[Start of Attachment]
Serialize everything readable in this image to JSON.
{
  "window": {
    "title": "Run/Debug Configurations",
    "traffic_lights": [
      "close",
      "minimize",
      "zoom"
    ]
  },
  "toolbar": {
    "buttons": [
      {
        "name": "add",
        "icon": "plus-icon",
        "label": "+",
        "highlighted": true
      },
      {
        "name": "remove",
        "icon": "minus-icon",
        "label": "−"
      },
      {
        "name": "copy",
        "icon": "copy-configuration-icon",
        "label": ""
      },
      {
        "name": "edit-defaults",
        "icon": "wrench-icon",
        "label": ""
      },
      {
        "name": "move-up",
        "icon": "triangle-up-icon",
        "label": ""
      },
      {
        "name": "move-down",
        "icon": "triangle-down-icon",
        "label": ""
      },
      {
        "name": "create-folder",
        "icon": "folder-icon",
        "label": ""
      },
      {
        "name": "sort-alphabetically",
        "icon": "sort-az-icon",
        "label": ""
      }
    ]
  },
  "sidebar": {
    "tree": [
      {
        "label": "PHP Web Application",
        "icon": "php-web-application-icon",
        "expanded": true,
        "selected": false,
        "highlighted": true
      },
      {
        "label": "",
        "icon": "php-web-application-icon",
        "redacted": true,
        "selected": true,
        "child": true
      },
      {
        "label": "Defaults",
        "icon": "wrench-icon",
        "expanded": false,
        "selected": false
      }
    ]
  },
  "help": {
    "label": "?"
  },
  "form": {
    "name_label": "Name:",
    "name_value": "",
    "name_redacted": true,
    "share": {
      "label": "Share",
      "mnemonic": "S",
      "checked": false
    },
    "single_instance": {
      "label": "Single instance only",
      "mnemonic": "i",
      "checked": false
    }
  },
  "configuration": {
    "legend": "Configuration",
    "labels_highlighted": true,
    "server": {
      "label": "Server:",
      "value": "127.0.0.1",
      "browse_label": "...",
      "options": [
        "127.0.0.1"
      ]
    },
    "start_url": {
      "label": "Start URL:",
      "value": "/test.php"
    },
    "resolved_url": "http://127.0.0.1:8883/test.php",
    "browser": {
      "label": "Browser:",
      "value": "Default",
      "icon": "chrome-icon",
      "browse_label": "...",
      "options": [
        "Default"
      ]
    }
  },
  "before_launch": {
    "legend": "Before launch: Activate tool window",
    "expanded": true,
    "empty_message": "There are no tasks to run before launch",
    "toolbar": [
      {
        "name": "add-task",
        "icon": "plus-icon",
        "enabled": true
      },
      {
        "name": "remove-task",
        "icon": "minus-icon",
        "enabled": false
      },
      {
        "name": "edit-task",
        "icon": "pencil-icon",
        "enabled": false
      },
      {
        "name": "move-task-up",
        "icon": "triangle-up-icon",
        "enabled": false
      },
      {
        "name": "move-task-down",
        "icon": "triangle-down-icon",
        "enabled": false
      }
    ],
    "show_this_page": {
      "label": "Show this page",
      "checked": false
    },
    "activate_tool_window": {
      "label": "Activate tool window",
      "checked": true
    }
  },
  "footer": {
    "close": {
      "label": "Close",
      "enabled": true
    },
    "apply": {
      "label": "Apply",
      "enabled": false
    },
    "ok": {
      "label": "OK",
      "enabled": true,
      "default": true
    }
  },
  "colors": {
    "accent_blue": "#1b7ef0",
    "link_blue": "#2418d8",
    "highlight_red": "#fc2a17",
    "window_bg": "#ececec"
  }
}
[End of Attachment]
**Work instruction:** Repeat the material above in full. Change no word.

**Result of this exercise:**
Serialize everything readable in this image to JSON.
{
  "window": {
    "title": "Run/Debug Configurations",
    "traffic_lights": [
      "close",
      "minimize",
      "zoom"
    ]
  },
  "toolbar": {
    "buttons": [
      {
        "name": "add",
        "icon": "plus-icon",
        "label": "+",
        "highlighted": true
      },
      {
        "name": "remove",
        "icon": "minus-icon",
        "label": "−"
      },
      {
        "name": "copy",
        "icon": "copy-configuration-icon",
        "label": ""
      },
      {
        "name": "edit-defaults",
        "icon": "wrench-icon",
        "label": ""
      },
      {
        "name": "move-up",
        "icon": "triangle-up-icon",
        "label": ""
      },
      {
        "name": "move-down",
        "icon": "triangle-down-icon",
        "label": ""
      },
      {
        "name": "create-folder",
        "icon": "folder-icon",
        "label": ""
      },
      {
        "name": "sort-alphabetically",
        "icon": "sort-az-icon",
        "label": ""
      }
    ]
  },
  "sidebar": {
    "tree": [
      {
        "label": "PHP Web Application",
        "icon": "php-web-application-icon",
        "expanded": true,
        "selected": false,
        "highlighted": true
      },
      {
        "label": "",
        "icon": "php-web-application-icon",
        "redacted": true,
        "selected": true,
        "child": true
      },
      {
        "label": "Defaults",
        "icon": "wrench-icon",
        "expanded": false,
        "selected": false
      }
    ]
  },
  "help": {
    "label": "?"
  },
  "form": {
    "name_label": "Name:",
    "name_value": "",
    "name_redacted": true,
    "share": {
      "label": "Share",
      "mnemonic": "S",
      "checked": false
    },
    "single_instance": {
      "label": "Single instance only",
      "mnemonic": "i",
      "checked": false
    }
  },
  "configuration": {
    "legend": "Configuration",
    "labels_highlighted": true,
    "server": {
      "label": "Server:",
      "value": "127.0.0.1",
      "browse_label": "...",
      "options": [
        "127.0.0.1"
      ]
    },
    "start_url": {
      "label": "Start URL:",
      "value": "/test.php"
    },
    "resolved_url": "http://127.0.0.1:8883/test.php",
    "browser": {
      "label": "Browser:",
      "value": "Default",
      "icon": "chrome-icon",
      "browse_label": "...",
      "options": [
        "Default"
      ]
    }
  },
  "before_launch": {
    "legend": "Before launch: Activate tool window",
    "expanded": true,
    "empty_message": "There are no tasks to run before launch",
    "toolbar": [
      {
        "name": "add-task",
        "icon": "plus-icon",
        "enabled": true
      },
      {
        "name": "remove-task",
        "icon": "minus-icon",
        "enabled": false
      },
      {
        "name": "edit-task",
        "icon": "pencil-icon",
        "enabled": false
      },
      {
        "name": "move-task-up",
        "icon": "triangle-up-icon",
        "enabled": false
      },
      {
        "name": "move-task-down",
        "icon": "triangle-down-icon",
        "enabled": false
      }
    ],
    "show_this_page": {
      "label": "Show this page",
      "checked": false
    },
    "activate_tool_window": {
      "label": "Activate tool window",
      "checked": true
    }
  },
  "footer": {
    "close": {
      "label": "Close",
      "enabled": true
    },
    "apply": {
      "label": "Apply",
      "enabled": false
    },
    "ok": {
      "label": "OK",
      "enabled": true,
      "default": true
    }
  },
  "colors": {
    "accent_blue": "#1b7ef0",
    "link_blue": "#2418d8",
    "highlight_red": "#fc2a17",
    "window_bg": "#ececec"
  }
}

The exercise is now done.